> _ASSIGNMENT_
Retype the records below word for word and omit any image.

(Entries from a dataset of interfaces)
== Segment start ==

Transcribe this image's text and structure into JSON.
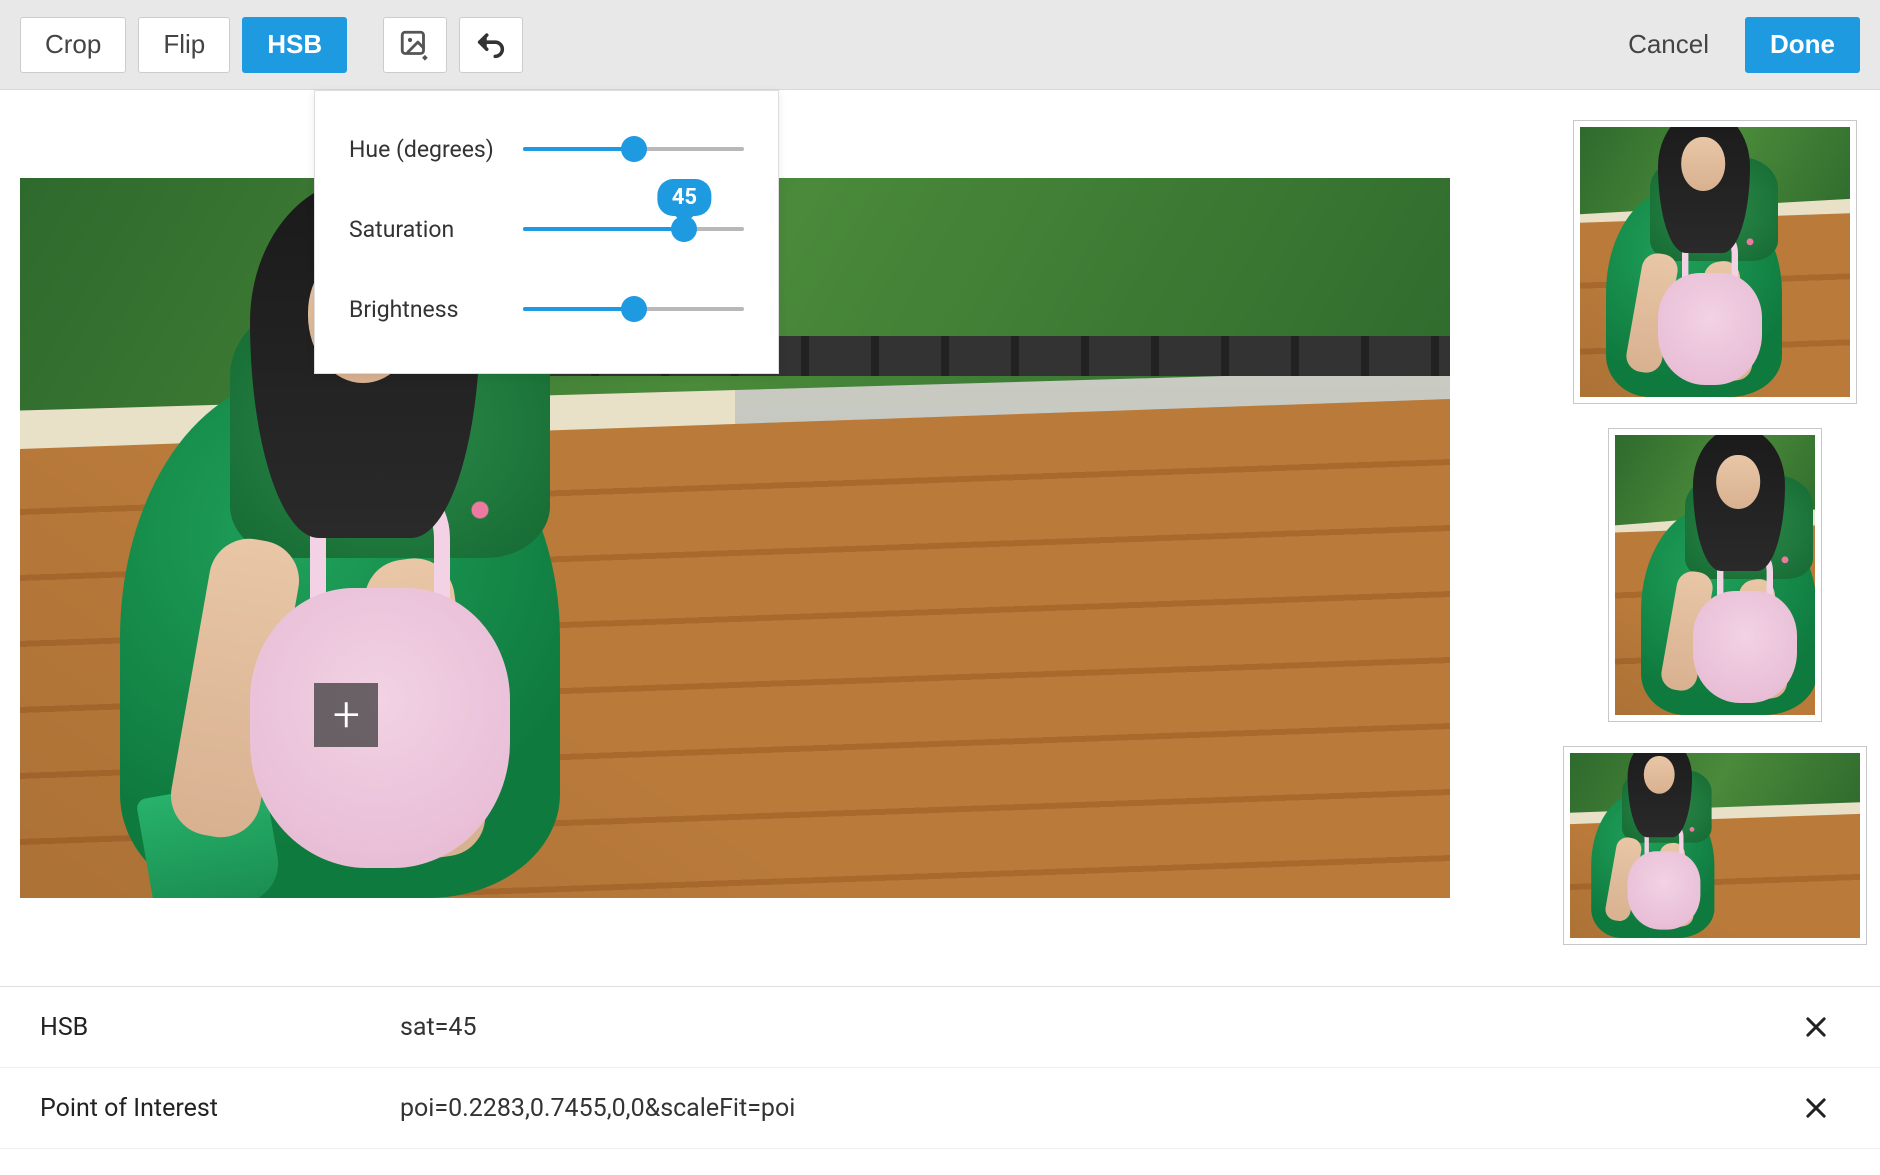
{
  "toolbar": {
    "crop_label": "Crop",
    "flip_label": "Flip",
    "hsb_label": "HSB",
    "cancel_label": "Cancel",
    "done_label": "Done"
  },
  "hsb_panel": {
    "hue_label": "Hue (degrees)",
    "saturation_label": "Saturation",
    "brightness_label": "Brightness",
    "hue_value": 0,
    "saturation_value": 45,
    "brightness_value": 0,
    "hue_percent": 50,
    "saturation_percent": 73,
    "brightness_percent": 50
  },
  "edits": [
    {
      "name": "HSB",
      "value": "sat=45"
    },
    {
      "name": "Point of Interest",
      "value": "poi=0.2283,0.7455,0,0&scaleFit=poi"
    }
  ],
  "colors": {
    "accent": "#1e9ae0"
  }
}
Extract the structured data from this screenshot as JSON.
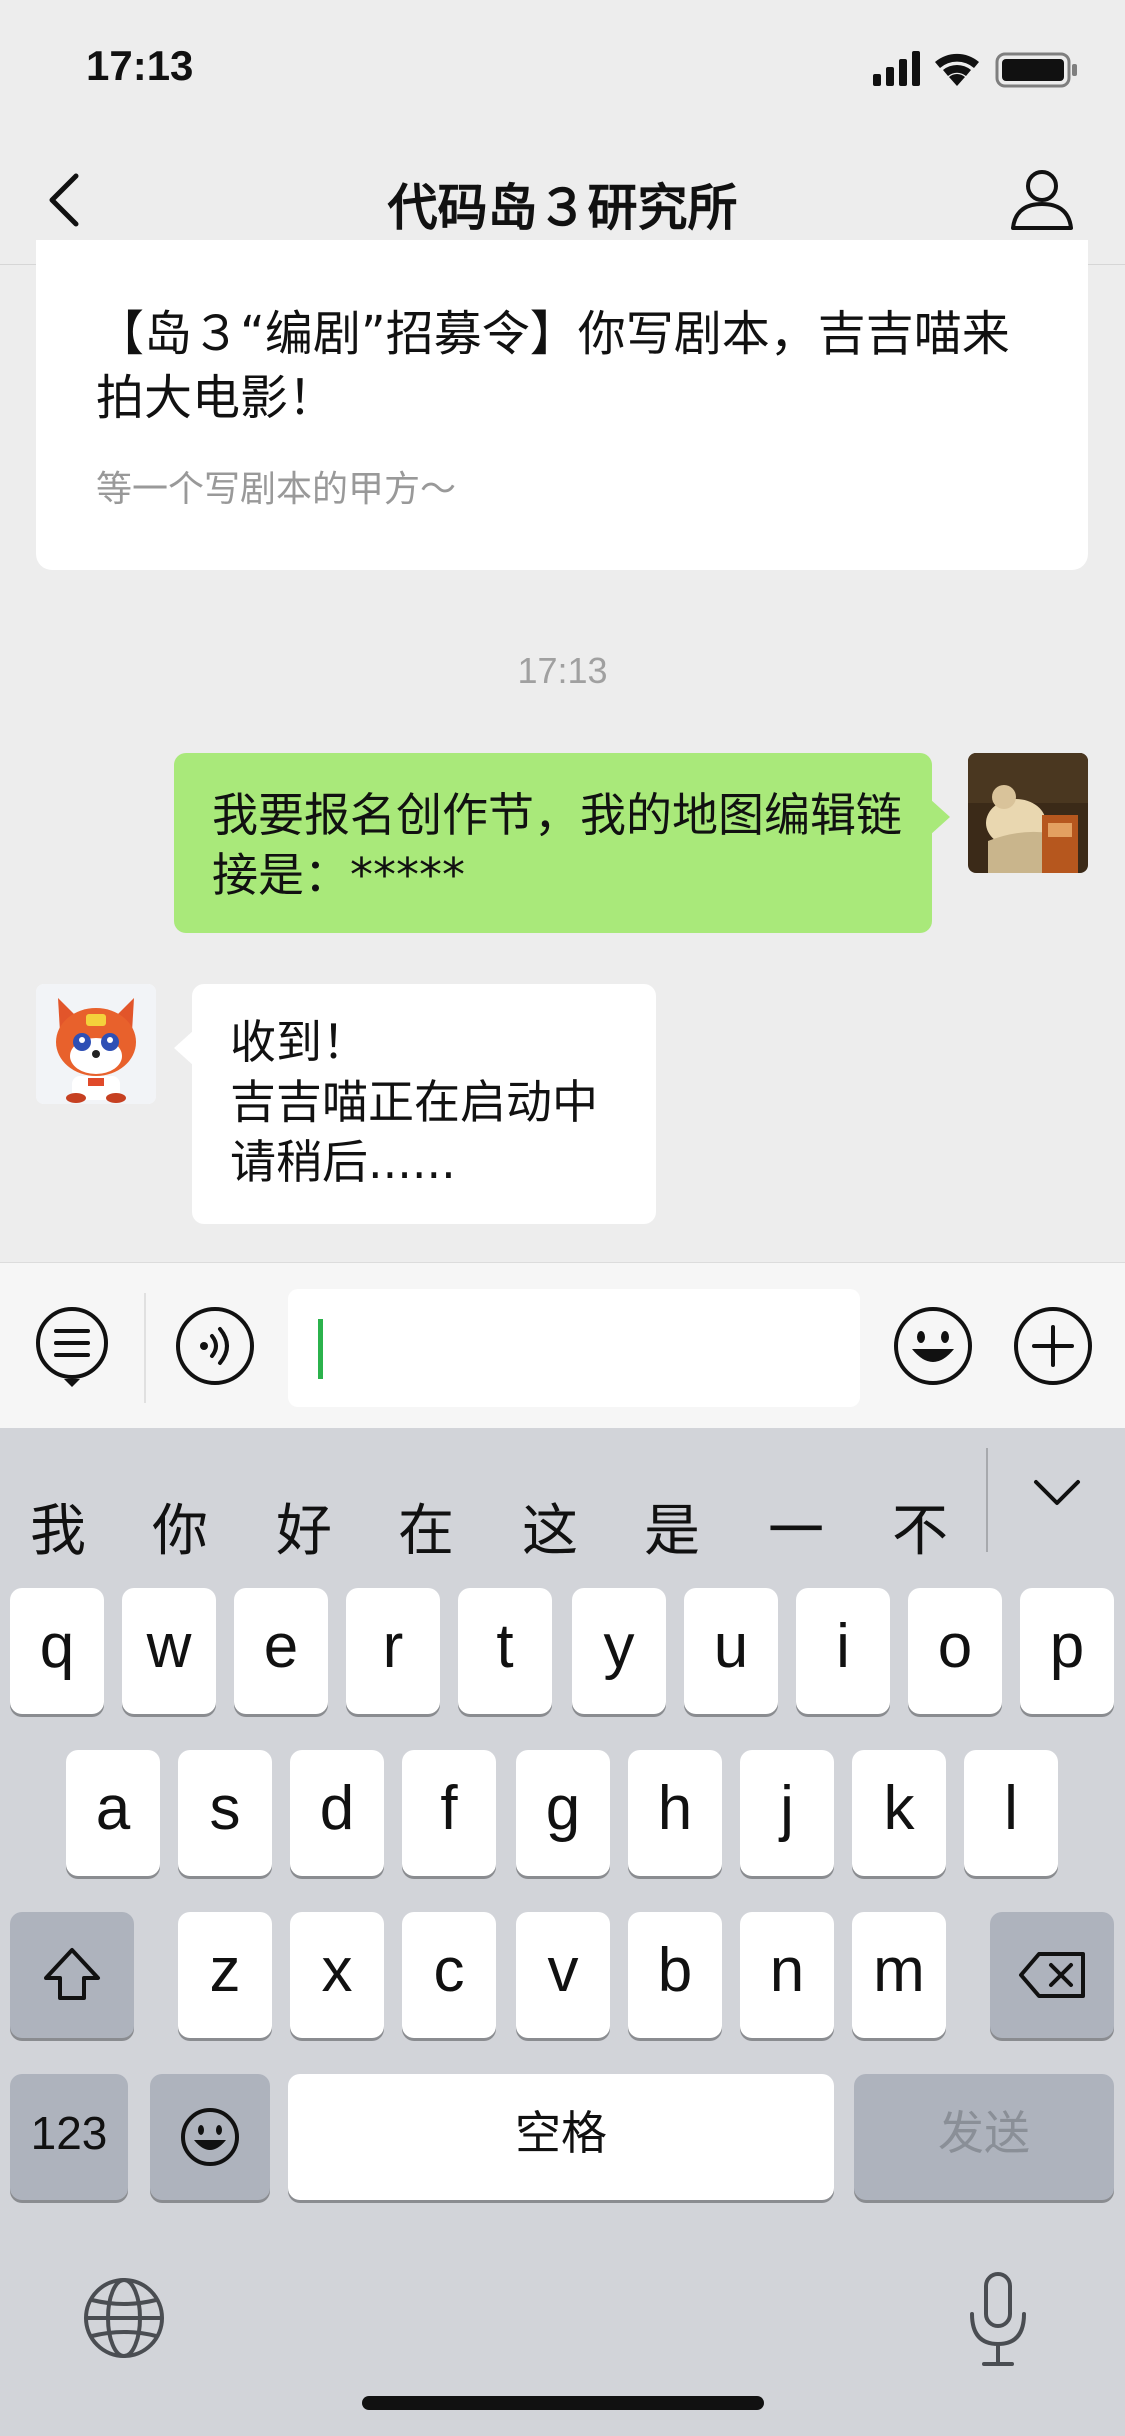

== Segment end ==

> _EXERCISE RESPONSE_
Transcribe this image's text and structure into JSON.
{
  "toolbar": {
    "crop_label": "Crop",
    "flip_label": "Flip",
    "hsb_label": "HSB",
    "cancel_label": "Cancel",
    "done_label": "Done"
  },
  "hsb_panel": {
    "hue_label": "Hue (degrees)",
    "saturation_label": "Saturation",
    "brightness_label": "Brightness",
    "hue_value": 0,
    "saturation_value": 45,
    "brightness_value": 0,
    "hue_percent": 50,
    "saturation_percent": 73,
    "brightness_percent": 50
  },
  "edits": [
    {
      "name": "HSB",
      "value": "sat=45"
    },
    {
      "name": "Point of Interest",
      "value": "poi=0.2283,0.7455,0,0&scaleFit=poi"
    }
  ],
  "colors": {
    "accent": "#1e9ae0"
  }
}
Extract the structured data from this screenshot as JSON.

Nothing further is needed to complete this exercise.